◆ **MATERIAL TO PROCESS**
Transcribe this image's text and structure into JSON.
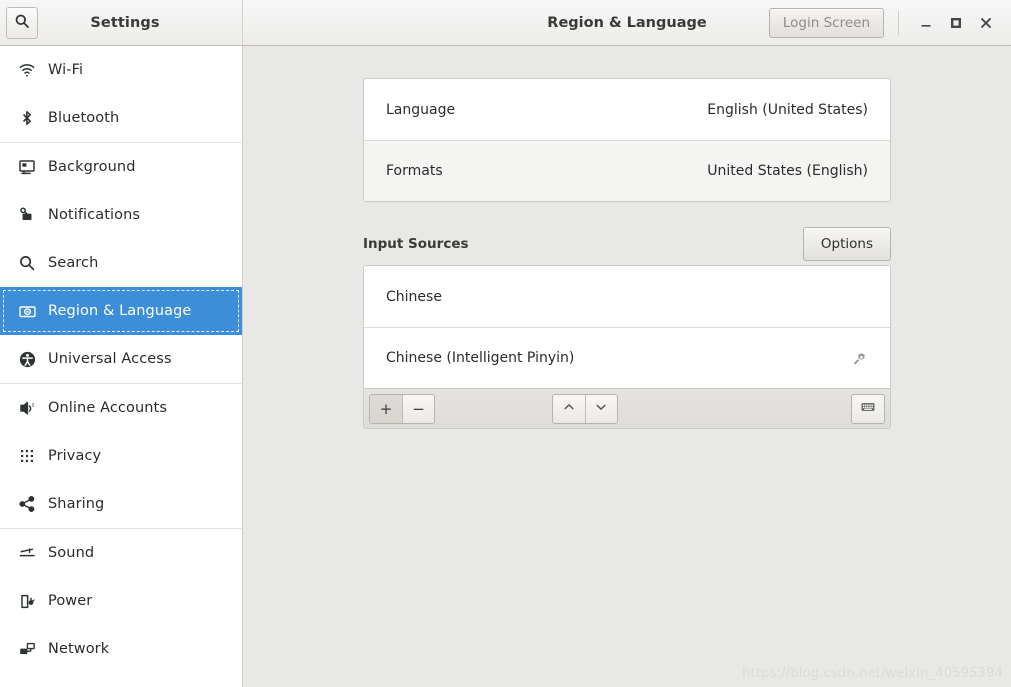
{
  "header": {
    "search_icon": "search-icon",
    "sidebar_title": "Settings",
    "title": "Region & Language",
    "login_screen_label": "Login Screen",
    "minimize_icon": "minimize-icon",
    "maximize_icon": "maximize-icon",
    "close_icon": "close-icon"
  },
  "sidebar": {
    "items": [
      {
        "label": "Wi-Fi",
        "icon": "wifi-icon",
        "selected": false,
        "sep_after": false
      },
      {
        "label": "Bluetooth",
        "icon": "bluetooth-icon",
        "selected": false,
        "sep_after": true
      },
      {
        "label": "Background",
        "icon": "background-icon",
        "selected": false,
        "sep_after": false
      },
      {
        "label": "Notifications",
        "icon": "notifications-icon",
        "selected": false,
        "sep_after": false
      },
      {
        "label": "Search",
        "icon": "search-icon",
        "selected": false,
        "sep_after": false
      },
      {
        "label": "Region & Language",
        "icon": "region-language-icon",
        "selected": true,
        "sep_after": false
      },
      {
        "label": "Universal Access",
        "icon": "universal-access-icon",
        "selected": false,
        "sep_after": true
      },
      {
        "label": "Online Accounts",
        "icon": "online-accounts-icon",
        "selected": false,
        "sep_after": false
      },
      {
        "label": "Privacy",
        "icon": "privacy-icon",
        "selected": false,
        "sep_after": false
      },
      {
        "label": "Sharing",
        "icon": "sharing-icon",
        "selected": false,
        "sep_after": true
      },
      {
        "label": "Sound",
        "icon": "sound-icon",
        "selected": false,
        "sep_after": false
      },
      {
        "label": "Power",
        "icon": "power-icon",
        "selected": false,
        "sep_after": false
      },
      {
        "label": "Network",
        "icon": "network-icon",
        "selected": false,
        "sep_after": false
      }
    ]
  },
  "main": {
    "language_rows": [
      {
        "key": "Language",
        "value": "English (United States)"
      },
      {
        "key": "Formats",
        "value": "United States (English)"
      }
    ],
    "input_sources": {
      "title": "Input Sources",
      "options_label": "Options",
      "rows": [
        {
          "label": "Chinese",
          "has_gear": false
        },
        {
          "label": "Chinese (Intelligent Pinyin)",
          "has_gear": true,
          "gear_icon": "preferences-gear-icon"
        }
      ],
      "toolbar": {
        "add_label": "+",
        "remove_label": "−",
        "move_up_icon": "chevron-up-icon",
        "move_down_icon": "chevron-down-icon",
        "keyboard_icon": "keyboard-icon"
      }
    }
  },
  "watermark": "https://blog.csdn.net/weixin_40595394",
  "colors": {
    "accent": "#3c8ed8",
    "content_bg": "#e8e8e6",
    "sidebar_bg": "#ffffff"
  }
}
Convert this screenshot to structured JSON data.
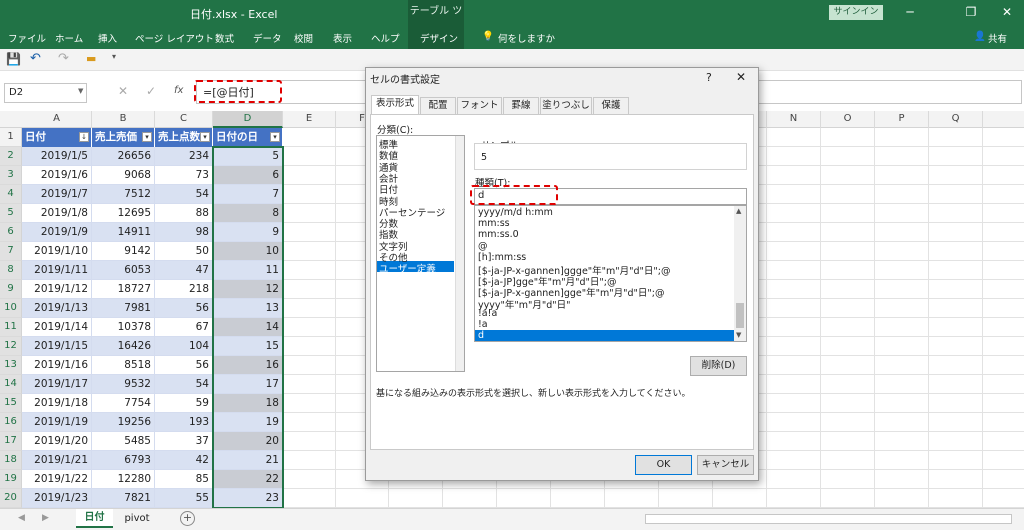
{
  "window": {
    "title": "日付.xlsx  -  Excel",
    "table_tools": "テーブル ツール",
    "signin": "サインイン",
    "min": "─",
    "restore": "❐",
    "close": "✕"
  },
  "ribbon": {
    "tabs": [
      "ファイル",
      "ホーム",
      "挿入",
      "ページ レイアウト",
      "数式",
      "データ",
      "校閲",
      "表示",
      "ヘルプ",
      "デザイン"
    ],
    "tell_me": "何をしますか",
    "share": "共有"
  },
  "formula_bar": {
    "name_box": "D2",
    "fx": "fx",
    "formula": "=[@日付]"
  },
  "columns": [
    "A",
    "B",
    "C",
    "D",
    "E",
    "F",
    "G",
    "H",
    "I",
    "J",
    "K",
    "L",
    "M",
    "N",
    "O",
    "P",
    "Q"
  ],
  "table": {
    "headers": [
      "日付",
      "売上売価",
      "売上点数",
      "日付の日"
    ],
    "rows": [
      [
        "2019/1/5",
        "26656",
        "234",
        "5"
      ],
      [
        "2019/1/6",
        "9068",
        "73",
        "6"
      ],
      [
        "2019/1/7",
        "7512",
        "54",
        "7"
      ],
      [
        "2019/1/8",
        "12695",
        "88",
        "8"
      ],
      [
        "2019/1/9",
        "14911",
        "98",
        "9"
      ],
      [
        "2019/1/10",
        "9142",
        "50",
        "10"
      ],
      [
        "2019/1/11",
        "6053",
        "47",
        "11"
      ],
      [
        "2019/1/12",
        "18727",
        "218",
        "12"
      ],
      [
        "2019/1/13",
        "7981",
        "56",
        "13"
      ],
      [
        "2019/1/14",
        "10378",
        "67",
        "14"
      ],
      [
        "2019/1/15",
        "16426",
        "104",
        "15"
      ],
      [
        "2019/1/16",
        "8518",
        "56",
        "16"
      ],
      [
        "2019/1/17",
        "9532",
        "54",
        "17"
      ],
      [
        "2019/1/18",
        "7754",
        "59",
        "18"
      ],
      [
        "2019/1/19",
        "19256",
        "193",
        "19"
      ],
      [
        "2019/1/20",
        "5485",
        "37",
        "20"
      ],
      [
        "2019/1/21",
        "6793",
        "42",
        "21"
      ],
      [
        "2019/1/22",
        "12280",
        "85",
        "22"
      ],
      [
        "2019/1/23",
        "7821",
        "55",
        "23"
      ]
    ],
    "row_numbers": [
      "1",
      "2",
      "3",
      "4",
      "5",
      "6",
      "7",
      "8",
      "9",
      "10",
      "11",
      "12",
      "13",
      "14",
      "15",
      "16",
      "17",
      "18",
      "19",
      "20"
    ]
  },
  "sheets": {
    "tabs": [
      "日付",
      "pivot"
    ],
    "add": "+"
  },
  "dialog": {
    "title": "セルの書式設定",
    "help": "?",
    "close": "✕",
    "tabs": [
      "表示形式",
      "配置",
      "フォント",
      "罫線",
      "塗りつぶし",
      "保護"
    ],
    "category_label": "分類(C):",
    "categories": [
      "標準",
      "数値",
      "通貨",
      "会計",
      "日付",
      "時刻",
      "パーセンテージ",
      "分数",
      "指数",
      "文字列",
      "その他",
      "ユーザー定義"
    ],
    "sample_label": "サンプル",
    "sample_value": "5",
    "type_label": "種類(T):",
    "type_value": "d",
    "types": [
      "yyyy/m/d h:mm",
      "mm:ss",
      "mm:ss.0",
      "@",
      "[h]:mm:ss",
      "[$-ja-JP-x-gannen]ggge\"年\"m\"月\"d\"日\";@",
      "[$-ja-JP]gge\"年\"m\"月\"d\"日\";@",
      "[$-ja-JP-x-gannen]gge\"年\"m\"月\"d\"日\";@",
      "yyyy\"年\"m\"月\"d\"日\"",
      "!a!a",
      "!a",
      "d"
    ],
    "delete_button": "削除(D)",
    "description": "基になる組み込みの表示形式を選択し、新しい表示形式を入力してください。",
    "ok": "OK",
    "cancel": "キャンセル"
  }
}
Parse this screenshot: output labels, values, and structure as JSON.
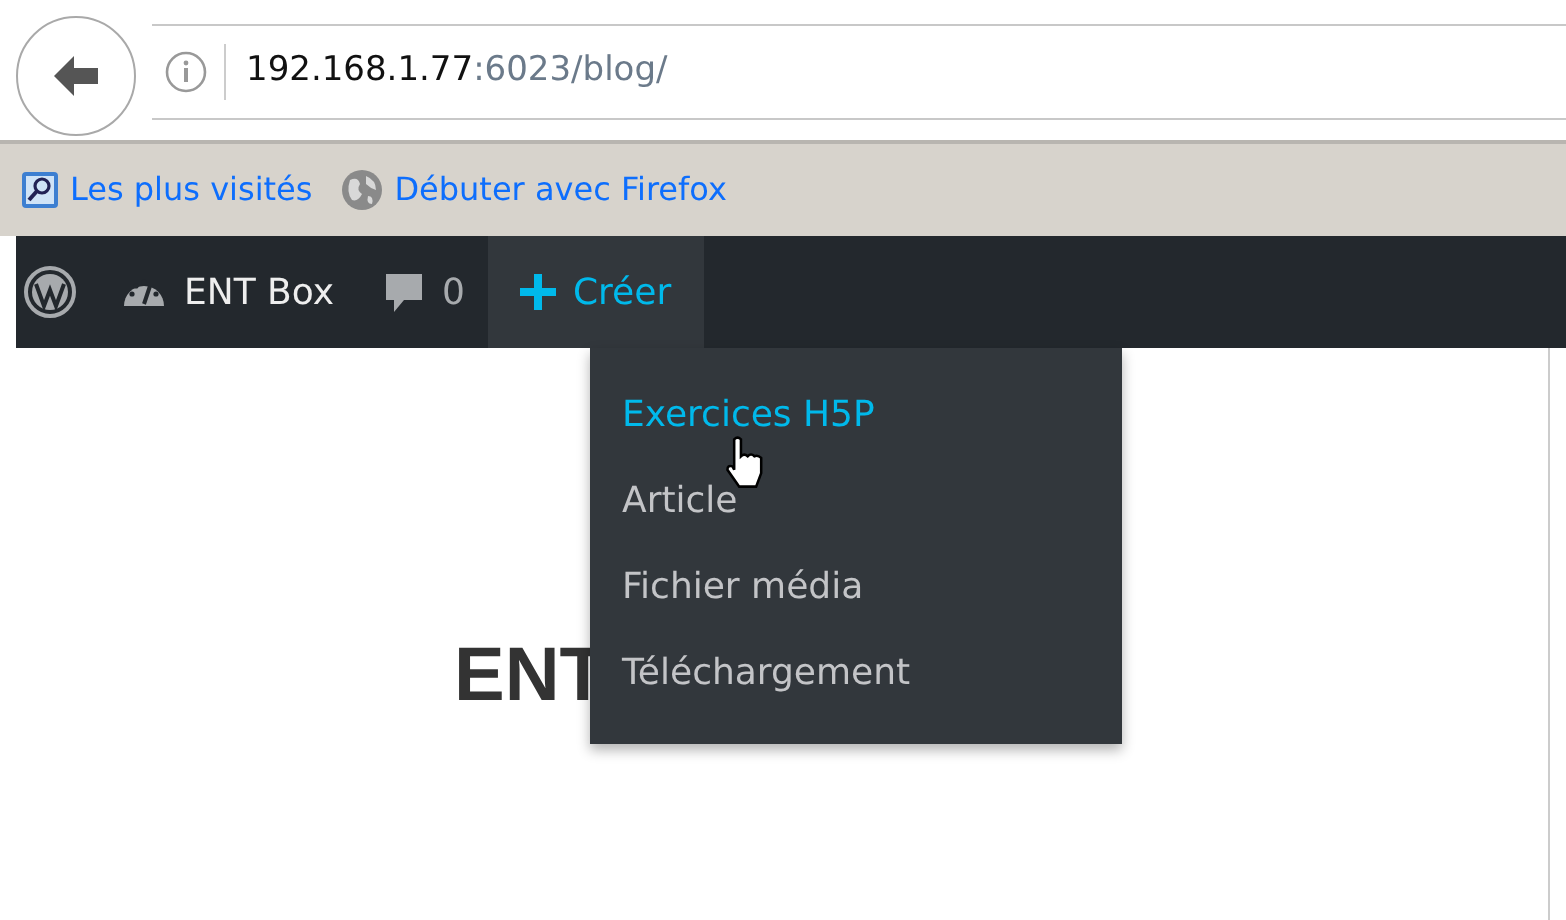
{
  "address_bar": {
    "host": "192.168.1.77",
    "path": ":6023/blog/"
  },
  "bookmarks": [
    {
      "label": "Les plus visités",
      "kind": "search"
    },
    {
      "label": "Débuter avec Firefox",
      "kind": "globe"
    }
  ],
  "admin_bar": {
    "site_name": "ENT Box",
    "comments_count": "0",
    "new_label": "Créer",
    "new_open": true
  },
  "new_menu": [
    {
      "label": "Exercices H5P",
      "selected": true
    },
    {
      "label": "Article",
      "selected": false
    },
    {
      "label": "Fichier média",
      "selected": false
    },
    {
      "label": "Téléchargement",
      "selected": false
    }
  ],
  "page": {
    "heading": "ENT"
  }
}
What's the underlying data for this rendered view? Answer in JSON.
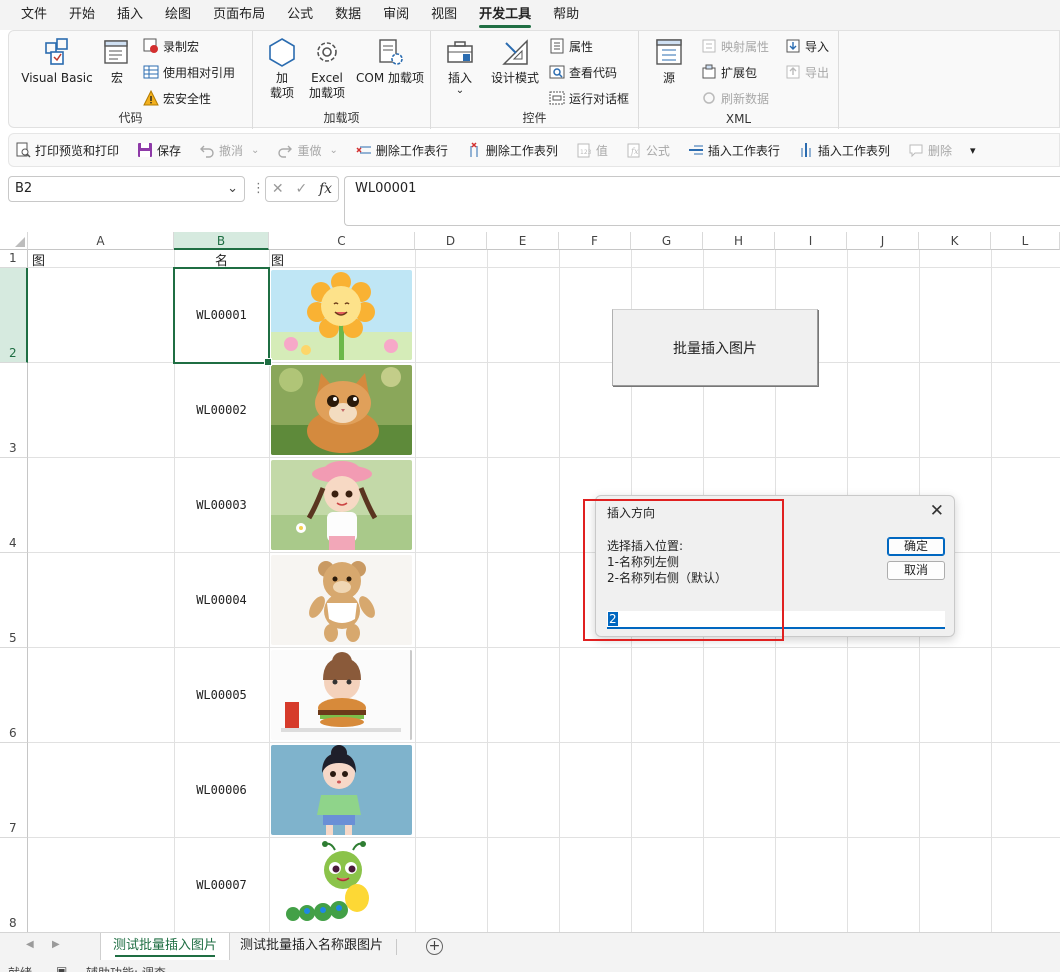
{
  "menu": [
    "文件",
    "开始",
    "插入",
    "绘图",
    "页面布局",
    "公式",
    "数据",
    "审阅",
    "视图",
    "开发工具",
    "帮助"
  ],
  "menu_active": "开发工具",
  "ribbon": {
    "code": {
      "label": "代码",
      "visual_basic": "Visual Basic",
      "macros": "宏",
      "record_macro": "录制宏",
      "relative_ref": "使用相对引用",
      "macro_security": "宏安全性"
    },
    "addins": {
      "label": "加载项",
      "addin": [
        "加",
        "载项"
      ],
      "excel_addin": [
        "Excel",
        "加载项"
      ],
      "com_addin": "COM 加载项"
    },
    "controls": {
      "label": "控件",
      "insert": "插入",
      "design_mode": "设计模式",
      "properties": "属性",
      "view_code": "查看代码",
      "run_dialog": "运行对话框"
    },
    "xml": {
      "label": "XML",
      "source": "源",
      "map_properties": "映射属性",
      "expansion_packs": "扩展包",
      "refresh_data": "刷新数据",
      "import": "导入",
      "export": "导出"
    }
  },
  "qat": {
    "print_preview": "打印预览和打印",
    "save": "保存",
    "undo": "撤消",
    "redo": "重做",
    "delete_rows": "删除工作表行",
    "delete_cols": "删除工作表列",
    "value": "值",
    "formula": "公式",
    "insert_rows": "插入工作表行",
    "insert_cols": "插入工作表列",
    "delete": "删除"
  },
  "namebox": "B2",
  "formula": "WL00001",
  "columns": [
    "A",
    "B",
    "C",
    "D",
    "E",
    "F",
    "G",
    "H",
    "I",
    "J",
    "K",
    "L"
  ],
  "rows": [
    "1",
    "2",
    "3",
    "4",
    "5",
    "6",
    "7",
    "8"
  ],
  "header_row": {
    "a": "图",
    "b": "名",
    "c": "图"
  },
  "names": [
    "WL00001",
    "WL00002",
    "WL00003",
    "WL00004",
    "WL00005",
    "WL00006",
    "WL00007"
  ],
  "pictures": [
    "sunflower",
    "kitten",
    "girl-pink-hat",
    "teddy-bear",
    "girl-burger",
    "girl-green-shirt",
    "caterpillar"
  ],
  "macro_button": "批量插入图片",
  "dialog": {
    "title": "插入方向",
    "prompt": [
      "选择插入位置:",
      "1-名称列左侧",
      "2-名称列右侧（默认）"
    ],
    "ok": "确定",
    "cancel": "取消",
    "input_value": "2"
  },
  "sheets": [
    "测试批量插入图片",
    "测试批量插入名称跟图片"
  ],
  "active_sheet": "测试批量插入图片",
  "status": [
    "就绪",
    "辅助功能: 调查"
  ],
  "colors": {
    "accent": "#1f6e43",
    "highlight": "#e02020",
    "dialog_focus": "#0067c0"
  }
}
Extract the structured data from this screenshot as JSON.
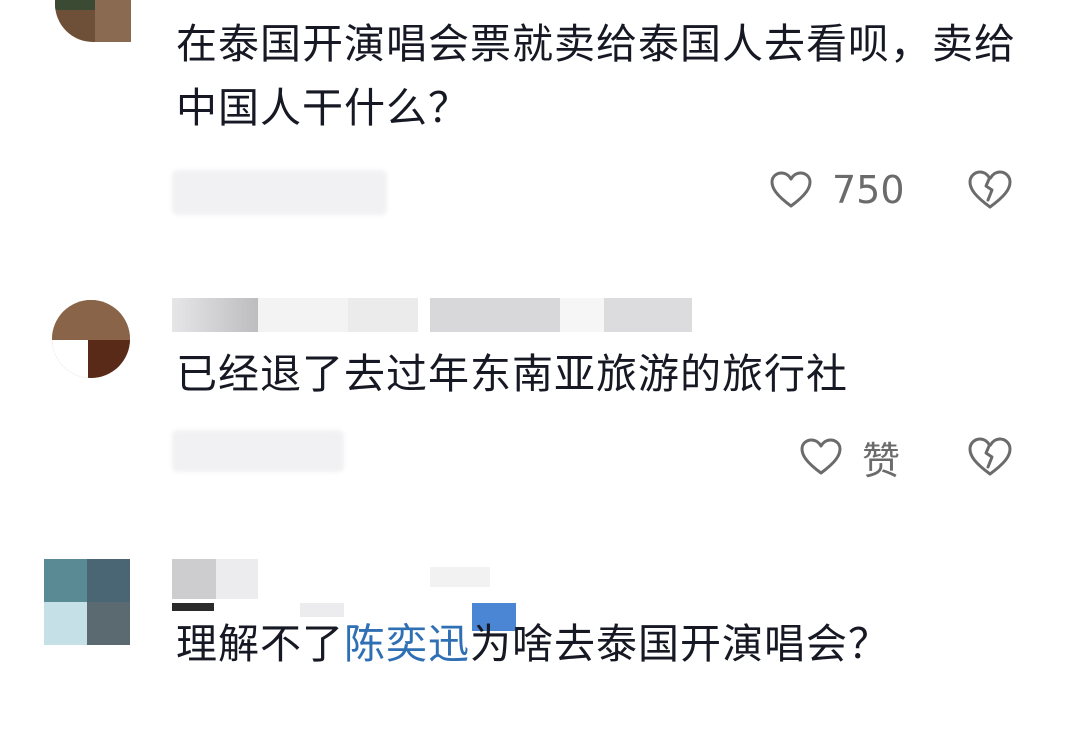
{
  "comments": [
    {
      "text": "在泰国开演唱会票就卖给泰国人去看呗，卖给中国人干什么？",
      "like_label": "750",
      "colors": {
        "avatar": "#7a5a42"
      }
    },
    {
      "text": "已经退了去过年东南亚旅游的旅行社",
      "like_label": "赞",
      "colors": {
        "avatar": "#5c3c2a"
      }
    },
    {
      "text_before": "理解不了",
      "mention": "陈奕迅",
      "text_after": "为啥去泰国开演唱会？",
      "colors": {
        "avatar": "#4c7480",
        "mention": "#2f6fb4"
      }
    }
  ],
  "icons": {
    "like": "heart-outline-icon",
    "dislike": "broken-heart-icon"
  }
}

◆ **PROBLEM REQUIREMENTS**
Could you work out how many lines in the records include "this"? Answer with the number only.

◆ **ANSWER BELOW**
5